▸ **The task**:
Output the entire listing that follows verbatim.
------ Extracted entries ------
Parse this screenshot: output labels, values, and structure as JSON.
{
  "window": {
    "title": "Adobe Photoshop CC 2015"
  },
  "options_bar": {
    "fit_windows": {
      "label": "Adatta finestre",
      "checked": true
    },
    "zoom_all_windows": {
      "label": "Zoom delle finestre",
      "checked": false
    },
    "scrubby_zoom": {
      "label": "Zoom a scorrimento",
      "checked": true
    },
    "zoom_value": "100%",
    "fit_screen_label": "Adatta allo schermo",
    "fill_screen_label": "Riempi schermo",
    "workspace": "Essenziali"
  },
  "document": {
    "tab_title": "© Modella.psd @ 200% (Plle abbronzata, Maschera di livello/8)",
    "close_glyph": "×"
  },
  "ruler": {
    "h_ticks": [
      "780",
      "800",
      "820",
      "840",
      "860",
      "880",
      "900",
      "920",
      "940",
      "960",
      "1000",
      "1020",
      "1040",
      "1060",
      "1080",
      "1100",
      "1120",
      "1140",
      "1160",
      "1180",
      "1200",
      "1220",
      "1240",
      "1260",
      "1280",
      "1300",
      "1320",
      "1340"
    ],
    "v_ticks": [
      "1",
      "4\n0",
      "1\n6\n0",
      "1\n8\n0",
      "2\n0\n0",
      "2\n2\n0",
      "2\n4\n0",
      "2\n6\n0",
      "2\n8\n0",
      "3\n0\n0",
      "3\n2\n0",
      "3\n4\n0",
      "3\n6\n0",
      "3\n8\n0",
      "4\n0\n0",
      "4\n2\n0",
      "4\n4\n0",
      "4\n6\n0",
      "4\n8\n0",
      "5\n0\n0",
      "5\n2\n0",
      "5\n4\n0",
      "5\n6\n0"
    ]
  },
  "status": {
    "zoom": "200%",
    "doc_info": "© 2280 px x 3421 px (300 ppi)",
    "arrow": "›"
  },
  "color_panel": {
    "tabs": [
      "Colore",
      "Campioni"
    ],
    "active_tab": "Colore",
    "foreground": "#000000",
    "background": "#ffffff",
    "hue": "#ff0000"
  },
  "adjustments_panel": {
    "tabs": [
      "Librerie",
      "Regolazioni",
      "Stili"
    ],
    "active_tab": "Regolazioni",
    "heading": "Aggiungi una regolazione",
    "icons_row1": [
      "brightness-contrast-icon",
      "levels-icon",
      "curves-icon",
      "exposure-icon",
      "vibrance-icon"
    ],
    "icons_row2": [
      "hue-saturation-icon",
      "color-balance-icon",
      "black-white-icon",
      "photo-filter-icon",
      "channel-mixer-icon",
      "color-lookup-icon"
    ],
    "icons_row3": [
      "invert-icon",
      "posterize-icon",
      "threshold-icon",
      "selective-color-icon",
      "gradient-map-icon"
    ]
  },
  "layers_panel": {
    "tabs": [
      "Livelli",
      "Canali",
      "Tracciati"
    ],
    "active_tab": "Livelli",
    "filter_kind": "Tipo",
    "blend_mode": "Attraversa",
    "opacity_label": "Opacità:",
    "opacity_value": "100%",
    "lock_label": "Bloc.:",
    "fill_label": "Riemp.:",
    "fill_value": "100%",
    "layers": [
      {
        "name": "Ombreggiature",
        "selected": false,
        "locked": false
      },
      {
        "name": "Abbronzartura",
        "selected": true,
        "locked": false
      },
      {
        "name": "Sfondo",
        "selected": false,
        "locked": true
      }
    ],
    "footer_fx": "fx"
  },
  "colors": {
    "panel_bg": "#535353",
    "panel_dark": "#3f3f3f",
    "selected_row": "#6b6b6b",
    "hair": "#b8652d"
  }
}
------
▸ **Result**:
Parse this screenshot: output labels, values, and structure as JSON.
{
  "window": {
    "title": "Adobe Photoshop CC 2015"
  },
  "options_bar": {
    "fit_windows": {
      "label": "Adatta finestre",
      "checked": true
    },
    "zoom_all_windows": {
      "label": "Zoom delle finestre",
      "checked": false
    },
    "scrubby_zoom": {
      "label": "Zoom a scorrimento",
      "checked": true
    },
    "zoom_value": "100%",
    "fit_screen_label": "Adatta allo schermo",
    "fill_screen_label": "Riempi schermo",
    "workspace": "Essenziali"
  },
  "document": {
    "tab_title": "© Modella.psd @ 200% (Plle abbronzata, Maschera di livello/8)",
    "close_glyph": "×"
  },
  "ruler": {
    "h_ticks": [
      "780",
      "800",
      "820",
      "840",
      "860",
      "880",
      "900",
      "920",
      "940",
      "960",
      "1000",
      "1020",
      "1040",
      "1060",
      "1080",
      "1100",
      "1120",
      "1140",
      "1160",
      "1180",
      "1200",
      "1220",
      "1240",
      "1260",
      "1280",
      "1300",
      "1320",
      "1340"
    ],
    "v_ticks": [
      "1",
      "4\n0",
      "1\n6\n0",
      "1\n8\n0",
      "2\n0\n0",
      "2\n2\n0",
      "2\n4\n0",
      "2\n6\n0",
      "2\n8\n0",
      "3\n0\n0",
      "3\n2\n0",
      "3\n4\n0",
      "3\n6\n0",
      "3\n8\n0",
      "4\n0\n0",
      "4\n2\n0",
      "4\n4\n0",
      "4\n6\n0",
      "4\n8\n0",
      "5\n0\n0",
      "5\n2\n0",
      "5\n4\n0",
      "5\n6\n0"
    ]
  },
  "status": {
    "zoom": "200%",
    "doc_info": "© 2280 px x 3421 px (300 ppi)",
    "arrow": "›"
  },
  "color_panel": {
    "tabs": [
      "Colore",
      "Campioni"
    ],
    "active_tab": "Colore",
    "foreground": "#000000",
    "background": "#ffffff",
    "hue": "#ff0000"
  },
  "adjustments_panel": {
    "tabs": [
      "Librerie",
      "Regolazioni",
      "Stili"
    ],
    "active_tab": "Regolazioni",
    "heading": "Aggiungi una regolazione",
    "icons_row1": [
      "brightness-contrast-icon",
      "levels-icon",
      "curves-icon",
      "exposure-icon",
      "vibrance-icon"
    ],
    "icons_row2": [
      "hue-saturation-icon",
      "color-balance-icon",
      "black-white-icon",
      "photo-filter-icon",
      "channel-mixer-icon",
      "color-lookup-icon"
    ],
    "icons_row3": [
      "invert-icon",
      "posterize-icon",
      "threshold-icon",
      "selective-color-icon",
      "gradient-map-icon"
    ]
  },
  "layers_panel": {
    "tabs": [
      "Livelli",
      "Canali",
      "Tracciati"
    ],
    "active_tab": "Livelli",
    "filter_kind": "Tipo",
    "blend_mode": "Attraversa",
    "opacity_label": "Opacità:",
    "opacity_value": "100%",
    "lock_label": "Bloc.:",
    "fill_label": "Riemp.:",
    "fill_value": "100%",
    "layers": [
      {
        "name": "Ombreggiature",
        "selected": false,
        "locked": false
      },
      {
        "name": "Abbronzartura",
        "selected": true,
        "locked": false
      },
      {
        "name": "Sfondo",
        "selected": false,
        "locked": true
      }
    ],
    "footer_fx": "fx"
  },
  "colors": {
    "panel_bg": "#535353",
    "panel_dark": "#3f3f3f",
    "selected_row": "#6b6b6b",
    "hair": "#b8652d"
  }
}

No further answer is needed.